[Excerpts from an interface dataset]

=====

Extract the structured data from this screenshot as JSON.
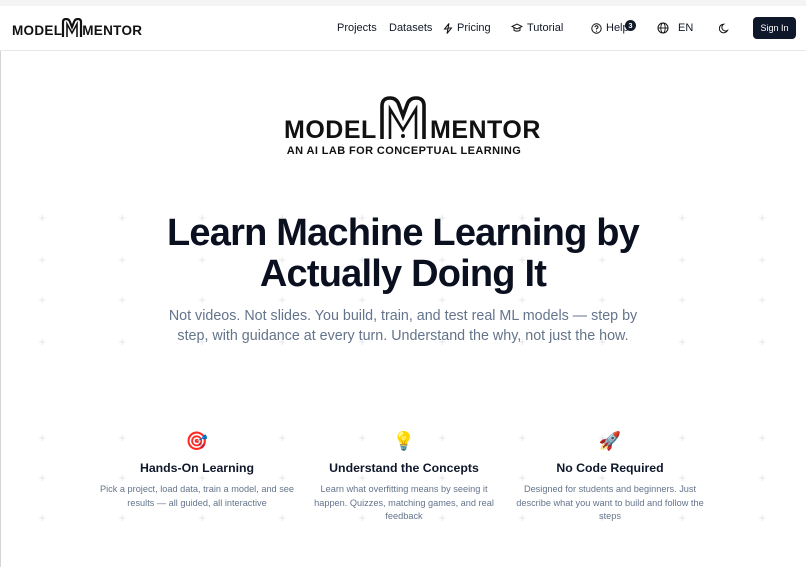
{
  "app": {
    "brand_left": "MODEL",
    "brand_right": "MENTOR",
    "tagline": "AN AI LAB FOR CONCEPTUAL LEARNING"
  },
  "nav": {
    "projects": "Projects",
    "datasets": "Datasets",
    "pricing": "Pricing",
    "tutorial": "Tutorial",
    "help": "Help",
    "help_badge": "3",
    "language": "EN",
    "sign_in": "Sign In"
  },
  "hero": {
    "title_line1": "Learn Machine Learning by",
    "title_line2": "Actually Doing It",
    "subtitle": "Not videos. Not slides. You build, train, and test real ML models — step by step, with guidance at every turn. Understand the why, not just the how."
  },
  "features": [
    {
      "icon": "🎯",
      "icon_name": "target-icon",
      "title": "Hands-On Learning",
      "description": "Pick a project, load data, train a model, and see results — all guided, all interactive"
    },
    {
      "icon": "💡",
      "icon_name": "lightbulb-icon",
      "title": "Understand the Concepts",
      "description": "Learn what overfitting means by seeing it happen. Quizzes, matching games, and real feedback"
    },
    {
      "icon": "🚀",
      "icon_name": "rocket-icon",
      "title": "No Code Required",
      "description": "Designed for students and beginners. Just describe what you want to build and follow the steps"
    }
  ],
  "colors": {
    "primary": "#0f172a",
    "muted_text": "#64748b",
    "border": "#e5e7eb"
  }
}
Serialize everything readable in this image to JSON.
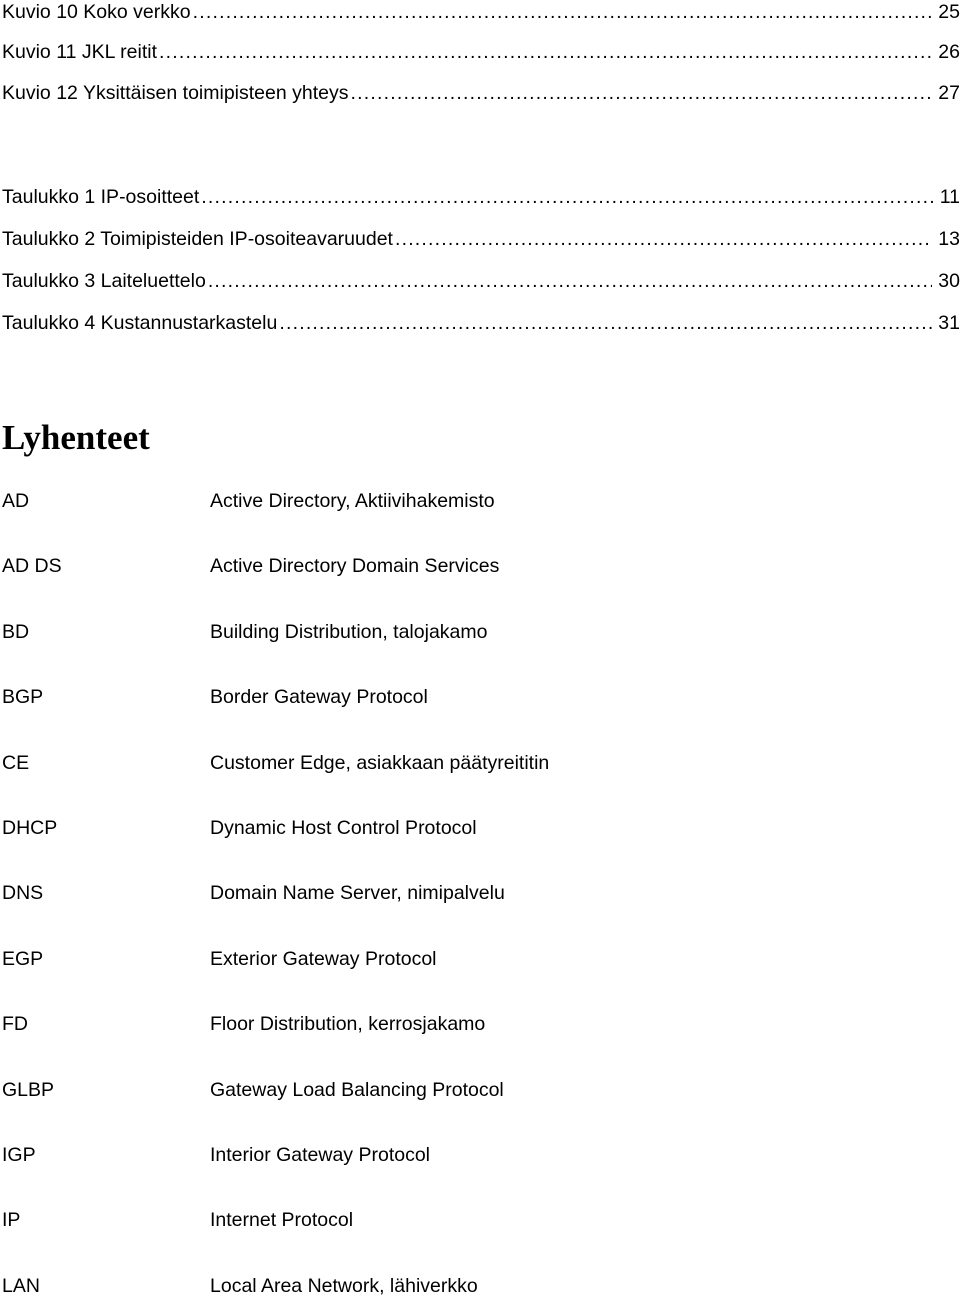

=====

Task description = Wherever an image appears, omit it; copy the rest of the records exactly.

Answer to this task =
Extract the structured data from this screenshot as JSON.
{
  "app": {
    "brand_left": "MODEL",
    "brand_right": "MENTOR",
    "tagline": "AN AI LAB FOR CONCEPTUAL LEARNING"
  },
  "nav": {
    "projects": "Projects",
    "datasets": "Datasets",
    "pricing": "Pricing",
    "tutorial": "Tutorial",
    "help": "Help",
    "help_badge": "3",
    "language": "EN",
    "sign_in": "Sign In"
  },
  "hero": {
    "title_line1": "Learn Machine Learning by",
    "title_line2": "Actually Doing It",
    "subtitle": "Not videos. Not slides. You build, train, and test real ML models — step by step, with guidance at every turn. Understand the why, not just the how."
  },
  "features": [
    {
      "icon": "🎯",
      "icon_name": "target-icon",
      "title": "Hands-On Learning",
      "description": "Pick a project, load data, train a model, and see results — all guided, all interactive"
    },
    {
      "icon": "💡",
      "icon_name": "lightbulb-icon",
      "title": "Understand the Concepts",
      "description": "Learn what overfitting means by seeing it happen. Quizzes, matching games, and real feedback"
    },
    {
      "icon": "🚀",
      "icon_name": "rocket-icon",
      "title": "No Code Required",
      "description": "Designed for students and beginners. Just describe what you want to build and follow the steps"
    }
  ],
  "colors": {
    "primary": "#0f172a",
    "muted_text": "#64748b",
    "border": "#e5e7eb"
  }
}
Serialize everything readable in this image to JSON.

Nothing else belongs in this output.